At the start of a new year we usually hope that things will get better. The last few years have not been good for many folk- healthwise and economically, to name but two. I’m sure you can add more.


This photograph I took last January. Snowdrops are flowers that always bring hope for me. When we moved here I couldn’t believe how many snowdrops we saw in the woods, alongside the verges and in gardens. I had never seen an area with so many. In the depths of winter, in January, they bring the promise of spring, a light that shines on dark days.

Albert Einstein wrote – Learn from yesterday, live for today, hope for tomorrow. The important thing is not to stop questioning.


Bridges not Walls


There is far too much talk about walls – especially from a certain person. We should surely be thinking about and working towards building bridges between nations, between our communities and between all age groups.

Some bridges aren’t built for transport, they’re rather trickier to construct…


Barriers of hate

walls of prejudice, racism

exacerbate rot.


Extending kindness

sympathy, friendship and  love

build bridges of hope.

Julian of Norwich

Julian of Norwich was a C14th anchoress, yet her writings contain so much  that has meaning for us in the C21st.

Perhaps she is best known for the following

‘All will be well, and all will be well and all manner of thing will be well.’ The translations from Middle English vary slightly, but the message is essentially the same.

We find this quotation in numerous texts – TS Eliot used it twice in part III of Little Gidding, the last of the Four Quartets,  and again in part V

‘All shall be well, and

All manner of thing shall be well.’

In Norwich cathedral there is a statue of Julian of Norwich holding her  book Revelations of Divine Love.
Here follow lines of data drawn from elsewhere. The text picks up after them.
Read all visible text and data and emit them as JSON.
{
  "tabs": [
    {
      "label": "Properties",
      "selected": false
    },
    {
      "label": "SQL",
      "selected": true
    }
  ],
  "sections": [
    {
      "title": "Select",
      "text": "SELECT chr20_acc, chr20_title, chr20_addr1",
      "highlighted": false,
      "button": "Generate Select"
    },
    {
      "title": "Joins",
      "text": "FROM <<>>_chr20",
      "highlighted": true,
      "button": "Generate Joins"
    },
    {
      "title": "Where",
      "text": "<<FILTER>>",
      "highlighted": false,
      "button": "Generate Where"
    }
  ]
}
In chapter 86, we read ‘ …I had often wanted to know what was our Lord’s meaning … Love was his meaning.’

From another source, written in the 1960s and sung all over the world, we read ‘All you need is love.’

Father Christopher Wood, rector of St Julian’s church in Norwich which includes Julian’s cell is quoted* as saying ‘Her gift to the world is the message that things go wrong, stuff happens, that we might make mistakes and bad decisions, but there is a bigger picture, there is hope even if it is beyond the horizon.’

Sometimes ‘stuff happens’ that is not a result of our bad decision making or our mistakes made, but hope and love are essential to acceptance.

*Eastern Daily Press 13 August 2017 – (found on the web.)